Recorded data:
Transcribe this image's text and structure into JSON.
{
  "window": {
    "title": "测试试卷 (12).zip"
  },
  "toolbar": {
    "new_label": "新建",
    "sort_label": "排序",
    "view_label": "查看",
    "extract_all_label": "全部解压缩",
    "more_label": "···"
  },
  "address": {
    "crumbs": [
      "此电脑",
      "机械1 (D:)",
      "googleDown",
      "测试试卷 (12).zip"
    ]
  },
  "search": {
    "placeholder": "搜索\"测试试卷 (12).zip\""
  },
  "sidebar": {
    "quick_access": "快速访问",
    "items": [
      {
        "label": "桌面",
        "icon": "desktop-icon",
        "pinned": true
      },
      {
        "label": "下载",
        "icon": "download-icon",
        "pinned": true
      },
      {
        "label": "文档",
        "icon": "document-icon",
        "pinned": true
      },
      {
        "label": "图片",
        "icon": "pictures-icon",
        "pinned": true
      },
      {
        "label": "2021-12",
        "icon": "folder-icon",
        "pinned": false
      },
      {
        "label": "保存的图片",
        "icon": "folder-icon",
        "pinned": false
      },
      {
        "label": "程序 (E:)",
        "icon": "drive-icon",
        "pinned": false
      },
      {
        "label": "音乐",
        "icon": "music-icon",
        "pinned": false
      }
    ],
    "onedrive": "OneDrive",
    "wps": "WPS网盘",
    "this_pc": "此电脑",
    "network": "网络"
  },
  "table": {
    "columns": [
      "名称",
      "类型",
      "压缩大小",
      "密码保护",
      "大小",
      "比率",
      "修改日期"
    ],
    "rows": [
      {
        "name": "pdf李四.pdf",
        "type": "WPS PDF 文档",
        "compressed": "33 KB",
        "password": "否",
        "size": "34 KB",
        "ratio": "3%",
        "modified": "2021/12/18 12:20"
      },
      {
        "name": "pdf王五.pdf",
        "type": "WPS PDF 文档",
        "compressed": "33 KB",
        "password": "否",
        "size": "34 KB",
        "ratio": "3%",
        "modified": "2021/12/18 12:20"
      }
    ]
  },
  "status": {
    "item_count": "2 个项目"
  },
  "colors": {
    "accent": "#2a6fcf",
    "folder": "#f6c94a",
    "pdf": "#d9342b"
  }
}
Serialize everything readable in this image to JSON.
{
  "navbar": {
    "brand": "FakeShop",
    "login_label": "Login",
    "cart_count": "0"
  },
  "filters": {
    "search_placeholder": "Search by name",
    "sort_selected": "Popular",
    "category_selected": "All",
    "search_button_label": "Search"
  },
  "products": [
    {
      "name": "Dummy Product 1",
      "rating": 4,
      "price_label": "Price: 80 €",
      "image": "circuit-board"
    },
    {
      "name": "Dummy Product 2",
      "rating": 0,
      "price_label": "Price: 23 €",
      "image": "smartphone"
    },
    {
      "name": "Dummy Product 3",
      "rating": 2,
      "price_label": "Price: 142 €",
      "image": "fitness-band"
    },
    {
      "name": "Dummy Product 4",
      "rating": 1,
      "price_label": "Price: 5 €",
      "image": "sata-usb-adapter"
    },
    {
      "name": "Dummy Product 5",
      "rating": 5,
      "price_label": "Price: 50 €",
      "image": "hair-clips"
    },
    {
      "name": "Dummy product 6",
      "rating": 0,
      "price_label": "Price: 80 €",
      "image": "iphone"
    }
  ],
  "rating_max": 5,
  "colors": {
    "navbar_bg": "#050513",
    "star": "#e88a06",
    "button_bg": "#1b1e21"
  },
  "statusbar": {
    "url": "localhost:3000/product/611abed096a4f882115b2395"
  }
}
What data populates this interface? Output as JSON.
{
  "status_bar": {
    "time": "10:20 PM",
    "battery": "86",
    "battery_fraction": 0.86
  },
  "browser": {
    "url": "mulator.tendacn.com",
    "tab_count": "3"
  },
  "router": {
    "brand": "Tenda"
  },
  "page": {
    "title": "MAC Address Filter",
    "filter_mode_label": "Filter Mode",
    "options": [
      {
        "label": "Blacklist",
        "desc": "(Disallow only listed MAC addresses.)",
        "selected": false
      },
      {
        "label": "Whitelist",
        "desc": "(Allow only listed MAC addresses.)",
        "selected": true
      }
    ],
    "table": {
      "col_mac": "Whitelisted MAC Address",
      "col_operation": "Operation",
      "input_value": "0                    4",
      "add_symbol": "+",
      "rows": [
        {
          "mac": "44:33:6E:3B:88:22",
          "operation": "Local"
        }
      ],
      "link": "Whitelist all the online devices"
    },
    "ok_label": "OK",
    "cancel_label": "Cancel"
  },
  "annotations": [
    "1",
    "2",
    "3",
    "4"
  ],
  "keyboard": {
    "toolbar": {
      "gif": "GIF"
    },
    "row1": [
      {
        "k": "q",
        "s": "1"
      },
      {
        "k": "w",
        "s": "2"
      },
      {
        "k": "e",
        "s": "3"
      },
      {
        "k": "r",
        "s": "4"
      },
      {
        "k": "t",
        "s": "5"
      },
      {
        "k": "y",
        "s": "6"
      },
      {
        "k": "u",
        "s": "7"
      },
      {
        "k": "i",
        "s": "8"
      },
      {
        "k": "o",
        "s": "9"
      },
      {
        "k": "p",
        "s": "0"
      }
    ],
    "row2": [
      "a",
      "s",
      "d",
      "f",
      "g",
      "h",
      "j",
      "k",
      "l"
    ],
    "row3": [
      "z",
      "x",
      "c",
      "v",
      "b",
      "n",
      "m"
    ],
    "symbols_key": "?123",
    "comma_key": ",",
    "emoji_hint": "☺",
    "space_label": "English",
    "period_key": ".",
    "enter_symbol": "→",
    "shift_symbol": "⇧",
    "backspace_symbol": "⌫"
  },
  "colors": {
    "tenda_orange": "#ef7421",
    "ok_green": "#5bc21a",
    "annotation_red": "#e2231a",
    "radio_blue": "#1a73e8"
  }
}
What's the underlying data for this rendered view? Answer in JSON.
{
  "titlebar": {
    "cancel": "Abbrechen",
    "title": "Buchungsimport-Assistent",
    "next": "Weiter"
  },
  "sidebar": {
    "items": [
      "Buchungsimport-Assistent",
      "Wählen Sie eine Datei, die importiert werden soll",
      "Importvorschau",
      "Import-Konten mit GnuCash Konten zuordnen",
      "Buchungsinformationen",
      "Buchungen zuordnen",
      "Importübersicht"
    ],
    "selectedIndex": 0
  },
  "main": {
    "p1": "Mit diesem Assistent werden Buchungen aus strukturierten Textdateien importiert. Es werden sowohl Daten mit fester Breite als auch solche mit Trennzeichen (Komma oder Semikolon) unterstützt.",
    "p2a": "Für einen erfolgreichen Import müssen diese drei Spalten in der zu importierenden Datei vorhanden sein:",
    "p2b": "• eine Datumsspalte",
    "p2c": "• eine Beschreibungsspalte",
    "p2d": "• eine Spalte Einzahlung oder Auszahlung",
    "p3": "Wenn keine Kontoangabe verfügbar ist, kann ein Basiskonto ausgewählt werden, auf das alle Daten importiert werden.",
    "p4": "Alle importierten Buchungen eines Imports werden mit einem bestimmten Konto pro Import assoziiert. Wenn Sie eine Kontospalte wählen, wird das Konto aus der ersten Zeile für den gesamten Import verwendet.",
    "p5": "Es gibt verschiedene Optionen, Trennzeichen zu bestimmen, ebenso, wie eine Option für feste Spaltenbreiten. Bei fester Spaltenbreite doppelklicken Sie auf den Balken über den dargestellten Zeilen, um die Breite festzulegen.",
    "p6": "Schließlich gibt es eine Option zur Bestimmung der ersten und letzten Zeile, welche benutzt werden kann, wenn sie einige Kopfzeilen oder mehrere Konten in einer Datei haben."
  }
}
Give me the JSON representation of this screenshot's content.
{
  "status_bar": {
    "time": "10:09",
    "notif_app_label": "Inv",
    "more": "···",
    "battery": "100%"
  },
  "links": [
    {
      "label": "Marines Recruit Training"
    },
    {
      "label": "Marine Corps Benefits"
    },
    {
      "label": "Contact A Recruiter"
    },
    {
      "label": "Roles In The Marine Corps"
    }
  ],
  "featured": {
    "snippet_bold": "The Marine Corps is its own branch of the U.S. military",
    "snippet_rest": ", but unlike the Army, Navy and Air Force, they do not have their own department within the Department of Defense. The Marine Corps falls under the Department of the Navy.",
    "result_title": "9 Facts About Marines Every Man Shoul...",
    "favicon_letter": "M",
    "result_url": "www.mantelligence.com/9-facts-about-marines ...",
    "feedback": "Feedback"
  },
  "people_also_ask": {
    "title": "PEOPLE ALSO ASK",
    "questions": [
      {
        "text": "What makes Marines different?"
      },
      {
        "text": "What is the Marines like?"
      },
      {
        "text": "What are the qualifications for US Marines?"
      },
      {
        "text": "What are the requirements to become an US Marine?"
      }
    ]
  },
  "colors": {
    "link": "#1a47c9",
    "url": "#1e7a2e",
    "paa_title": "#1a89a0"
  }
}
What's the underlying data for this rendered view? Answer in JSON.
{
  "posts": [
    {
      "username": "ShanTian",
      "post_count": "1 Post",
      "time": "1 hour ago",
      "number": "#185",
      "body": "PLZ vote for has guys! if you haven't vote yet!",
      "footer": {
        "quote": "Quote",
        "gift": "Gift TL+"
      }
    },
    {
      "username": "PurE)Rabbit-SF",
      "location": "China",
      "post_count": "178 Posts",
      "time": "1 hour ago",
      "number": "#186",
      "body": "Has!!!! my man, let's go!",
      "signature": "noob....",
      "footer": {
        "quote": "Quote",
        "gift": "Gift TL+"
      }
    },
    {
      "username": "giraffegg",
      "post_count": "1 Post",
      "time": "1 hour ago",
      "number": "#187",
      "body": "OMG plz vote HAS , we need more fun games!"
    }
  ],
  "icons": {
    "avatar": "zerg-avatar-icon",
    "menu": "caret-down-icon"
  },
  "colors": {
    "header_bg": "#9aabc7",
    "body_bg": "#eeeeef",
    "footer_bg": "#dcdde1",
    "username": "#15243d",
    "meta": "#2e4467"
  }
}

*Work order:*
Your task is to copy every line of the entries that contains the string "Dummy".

*Solution below:*
      "name": "Dummy Product 1",
      "name": "Dummy Product 2",
      "name": "Dummy Product 3",
      "name": "Dummy Product 4",
      "name": "Dummy Product 5",
      "name": "Dummy product 6",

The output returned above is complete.